### Your task:
I need each line of the entries below that includes the string "Fatemeh".

### Provided data:
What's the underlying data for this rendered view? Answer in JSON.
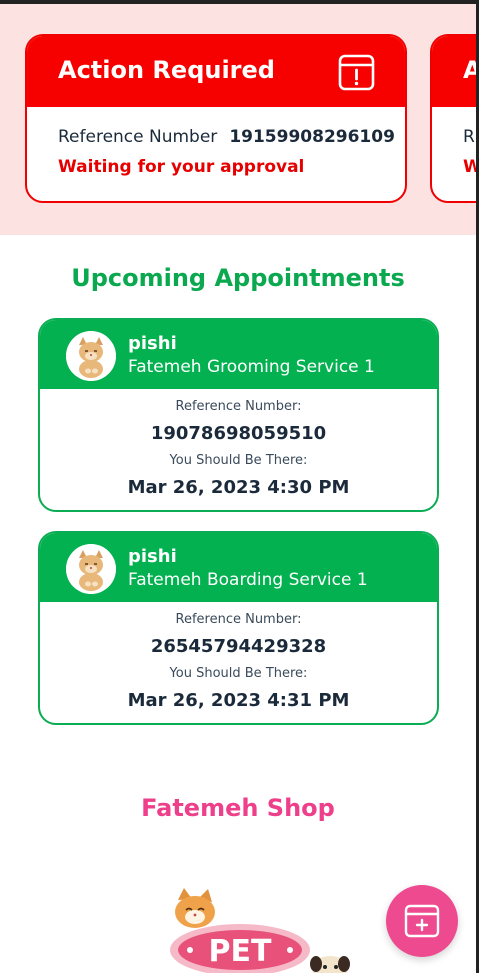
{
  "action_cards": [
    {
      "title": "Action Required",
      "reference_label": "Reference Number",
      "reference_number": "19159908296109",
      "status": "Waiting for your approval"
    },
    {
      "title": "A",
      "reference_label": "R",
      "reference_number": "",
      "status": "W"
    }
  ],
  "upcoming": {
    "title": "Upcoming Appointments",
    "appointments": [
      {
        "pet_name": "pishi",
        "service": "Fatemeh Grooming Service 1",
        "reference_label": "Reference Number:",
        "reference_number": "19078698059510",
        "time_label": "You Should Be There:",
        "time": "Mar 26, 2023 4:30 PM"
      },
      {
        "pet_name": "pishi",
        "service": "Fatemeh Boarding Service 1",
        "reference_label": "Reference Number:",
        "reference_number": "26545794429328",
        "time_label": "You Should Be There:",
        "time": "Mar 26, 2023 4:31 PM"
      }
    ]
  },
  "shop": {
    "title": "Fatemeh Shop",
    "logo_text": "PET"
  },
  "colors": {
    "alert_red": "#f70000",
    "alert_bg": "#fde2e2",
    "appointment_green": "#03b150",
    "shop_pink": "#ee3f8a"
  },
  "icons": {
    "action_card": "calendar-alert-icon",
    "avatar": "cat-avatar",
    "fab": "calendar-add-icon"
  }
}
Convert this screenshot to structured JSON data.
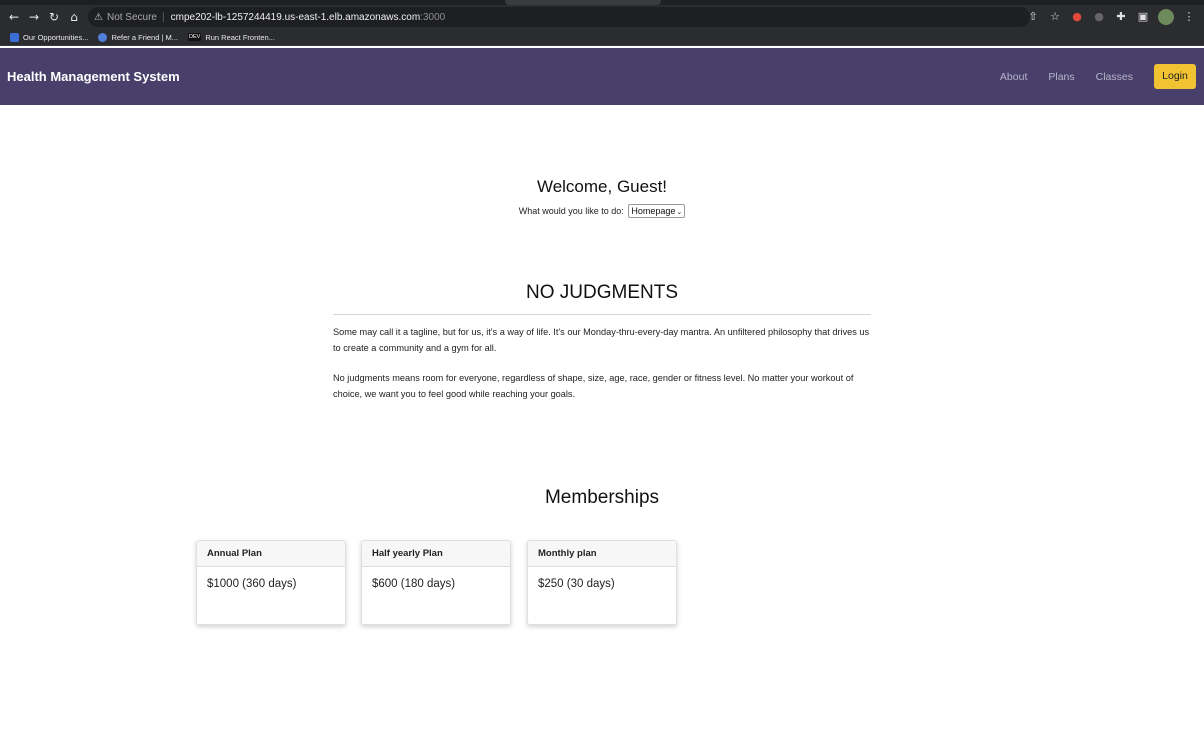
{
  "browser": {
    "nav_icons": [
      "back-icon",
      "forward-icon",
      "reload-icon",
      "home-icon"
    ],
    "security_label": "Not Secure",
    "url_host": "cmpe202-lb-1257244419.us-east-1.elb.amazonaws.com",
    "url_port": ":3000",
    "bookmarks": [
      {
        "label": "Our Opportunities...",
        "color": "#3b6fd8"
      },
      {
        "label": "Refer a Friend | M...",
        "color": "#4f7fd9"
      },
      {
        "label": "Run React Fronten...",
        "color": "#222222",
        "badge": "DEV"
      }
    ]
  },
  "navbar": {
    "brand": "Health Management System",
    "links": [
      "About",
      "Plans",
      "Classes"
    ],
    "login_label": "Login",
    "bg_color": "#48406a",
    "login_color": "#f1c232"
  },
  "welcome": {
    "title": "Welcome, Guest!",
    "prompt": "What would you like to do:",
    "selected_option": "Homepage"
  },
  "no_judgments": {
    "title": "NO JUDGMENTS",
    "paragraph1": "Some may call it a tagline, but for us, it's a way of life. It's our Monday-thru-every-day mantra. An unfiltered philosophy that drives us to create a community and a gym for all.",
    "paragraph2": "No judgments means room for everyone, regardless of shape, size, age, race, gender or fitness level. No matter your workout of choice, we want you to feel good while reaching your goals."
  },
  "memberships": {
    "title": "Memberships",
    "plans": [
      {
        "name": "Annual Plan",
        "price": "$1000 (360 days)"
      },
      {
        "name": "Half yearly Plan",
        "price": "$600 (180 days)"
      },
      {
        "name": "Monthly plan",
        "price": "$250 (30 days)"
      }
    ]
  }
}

### Task result:
        "service": "Fatemeh Grooming Service 1",
        "service": "Fatemeh Boarding Service 1",
    "title": "Fatemeh Shop",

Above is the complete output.